_Stored items_
-- Opening Marker --
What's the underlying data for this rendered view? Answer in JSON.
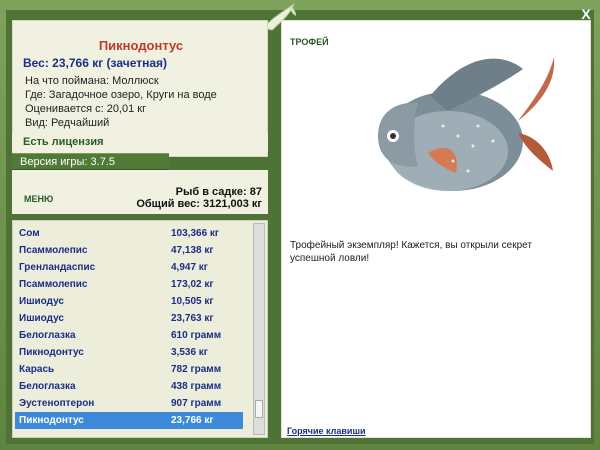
{
  "window": {
    "close_label": "X"
  },
  "fish": {
    "title": "Пикнодонтус",
    "weight": "Вес: 23,766 кг (зачетная)",
    "details": [
      "На что поймана: Моллюск",
      "Где: Загадочное озеро, Круги на воде",
      "Оценивается с: 20,01 кг",
      "Вид: Редчайший"
    ]
  },
  "license": "Есть лицензия",
  "version": "Версия игры: 3.7.5",
  "menu": "МЕНЮ",
  "stats": {
    "fish_count": "Рыб в садке: 87",
    "total_weight": "Общий вес: 3121,003 кг"
  },
  "catch_list": [
    {
      "name": "Сом",
      "weight": "103,366 кг"
    },
    {
      "name": "Псаммолепис",
      "weight": "47,138 кг"
    },
    {
      "name": "Гренландаспис",
      "weight": "4,947 кг"
    },
    {
      "name": "Псаммолепис",
      "weight": "173,02 кг"
    },
    {
      "name": "Ишиодус",
      "weight": "10,505 кг"
    },
    {
      "name": "Ишиодус",
      "weight": "23,763 кг"
    },
    {
      "name": "Белоглазка",
      "weight": "610 грамм"
    },
    {
      "name": "Пикнодонтус",
      "weight": "3,536 кг"
    },
    {
      "name": "Карась",
      "weight": "782 грамм"
    },
    {
      "name": "Белоглазка",
      "weight": "438 грамм"
    },
    {
      "name": "Эустеноптерон",
      "weight": "907 грамм"
    },
    {
      "name": "Пикнодонтус",
      "weight": "23,766 кг"
    }
  ],
  "trophy": {
    "label": "ТРОФЕЙ",
    "text": "Трофейный экземпляр! Кажется, вы открыли секрет успешной ловли!",
    "hotkeys": "Горячие клавиши"
  }
}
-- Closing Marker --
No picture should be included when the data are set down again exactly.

What's the underlying data for this rendered view? Answer in JSON.
{
  "window": {
    "close_label": "X"
  },
  "fish": {
    "title": "Пикнодонтус",
    "weight": "Вес: 23,766 кг (зачетная)",
    "details": [
      "На что поймана: Моллюск",
      "Где: Загадочное озеро, Круги на воде",
      "Оценивается с: 20,01 кг",
      "Вид: Редчайший"
    ]
  },
  "license": "Есть лицензия",
  "version": "Версия игры: 3.7.5",
  "menu": "МЕНЮ",
  "stats": {
    "fish_count": "Рыб в садке: 87",
    "total_weight": "Общий вес: 3121,003 кг"
  },
  "catch_list": [
    {
      "name": "Сом",
      "weight": "103,366 кг"
    },
    {
      "name": "Псаммолепис",
      "weight": "47,138 кг"
    },
    {
      "name": "Гренландаспис",
      "weight": "4,947 кг"
    },
    {
      "name": "Псаммолепис",
      "weight": "173,02 кг"
    },
    {
      "name": "Ишиодус",
      "weight": "10,505 кг"
    },
    {
      "name": "Ишиодус",
      "weight": "23,763 кг"
    },
    {
      "name": "Белоглазка",
      "weight": "610 грамм"
    },
    {
      "name": "Пикнодонтус",
      "weight": "3,536 кг"
    },
    {
      "name": "Карась",
      "weight": "782 грамм"
    },
    {
      "name": "Белоглазка",
      "weight": "438 грамм"
    },
    {
      "name": "Эустеноптерон",
      "weight": "907 грамм"
    },
    {
      "name": "Пикнодонтус",
      "weight": "23,766 кг"
    }
  ],
  "trophy": {
    "label": "ТРОФЕЙ",
    "text": "Трофейный экземпляр! Кажется, вы открыли секрет успешной ловли!",
    "hotkeys": "Горячие клавиши"
  }
}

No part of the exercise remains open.